The reach of sterilizations varied by state--some states did not have any laws regarding enforced sterilizations, though most did--the reach of the practice varied from state to state as well, some (like New York) reaching beyond the state penal institutions, mental hospitals and "homes for the feeble-minded", and then right down into reform schools for boys and girls (with Michigan looking into industrial schools as well). Some states--like Kansas--reached across these lines into the lives of epileptics; Michigan did not hunt for epileptics but did so for "imbeciles". Oregon seemed to cast the widest net, including the "feeble-minded, insane, epiletpic, habitual criminals, moral degenerates, and sexual perverts" found in any institution maintained at the public's expense who condition was found to be "inadvisable for procreation". Maine on the other hand simply included "other forms of mental disease".
By 1933 state-sponsored sterilizations of these classes of people reached the following totals:

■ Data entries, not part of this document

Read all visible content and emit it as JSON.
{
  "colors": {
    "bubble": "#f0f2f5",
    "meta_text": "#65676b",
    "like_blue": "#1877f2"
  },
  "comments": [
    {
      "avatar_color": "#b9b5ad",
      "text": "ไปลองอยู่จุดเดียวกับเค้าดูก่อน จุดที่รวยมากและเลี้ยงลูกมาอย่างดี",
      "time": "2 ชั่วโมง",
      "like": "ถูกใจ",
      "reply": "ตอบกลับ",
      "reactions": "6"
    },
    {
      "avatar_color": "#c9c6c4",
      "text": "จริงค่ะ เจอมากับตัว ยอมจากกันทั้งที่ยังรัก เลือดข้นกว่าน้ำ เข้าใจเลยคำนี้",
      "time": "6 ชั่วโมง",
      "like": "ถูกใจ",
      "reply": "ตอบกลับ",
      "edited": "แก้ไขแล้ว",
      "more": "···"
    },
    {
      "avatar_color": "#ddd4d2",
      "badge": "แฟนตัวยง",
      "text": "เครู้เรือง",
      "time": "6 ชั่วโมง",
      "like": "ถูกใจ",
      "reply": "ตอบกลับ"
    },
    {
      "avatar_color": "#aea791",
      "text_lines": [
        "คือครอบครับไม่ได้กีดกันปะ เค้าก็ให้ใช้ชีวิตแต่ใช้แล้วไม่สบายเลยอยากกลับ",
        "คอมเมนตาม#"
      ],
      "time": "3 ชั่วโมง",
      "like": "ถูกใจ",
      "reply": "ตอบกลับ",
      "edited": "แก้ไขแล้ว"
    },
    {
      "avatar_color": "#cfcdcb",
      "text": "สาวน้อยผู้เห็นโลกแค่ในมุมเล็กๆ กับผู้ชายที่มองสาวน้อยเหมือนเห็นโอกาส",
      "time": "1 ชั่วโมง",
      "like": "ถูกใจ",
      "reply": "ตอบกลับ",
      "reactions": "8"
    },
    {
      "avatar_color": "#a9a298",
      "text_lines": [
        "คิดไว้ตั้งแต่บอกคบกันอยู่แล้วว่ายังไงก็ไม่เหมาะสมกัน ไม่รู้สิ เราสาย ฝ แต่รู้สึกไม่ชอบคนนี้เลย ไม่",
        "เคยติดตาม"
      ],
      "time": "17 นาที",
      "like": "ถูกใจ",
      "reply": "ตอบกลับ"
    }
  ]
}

And so it almost ends, the story of sterilization growing weak and stale by World War II, exhausted and failing under its own exhaustion and failure. The sterilization of sterilization really begins with the Supreme Court Decision of 1942, the Court finding unanimously that (in Skinner v Oklahoma) that Mr. Skinner's--a chicken thief--right were being violated when faced with castration. Justice William O. Douglas wrote: "[S]trict scrutiny of the classification which a State makes in a sterilization law is essential, lest unwittingly, or otherwise, invidious discriminations are made against groups or types of individuals in violation of the constitutional guaranty of just and equal laws."The practice continued with less abandon and more restrictive uses into the Nixon administration, which even as late as 1970 increased Medicaid funding for sterilizations, a weirdly appropriated funding that seemed to dramatically increase the sterilization of poor blacks. Forced sterilization breathed its last in Oregon in 1981.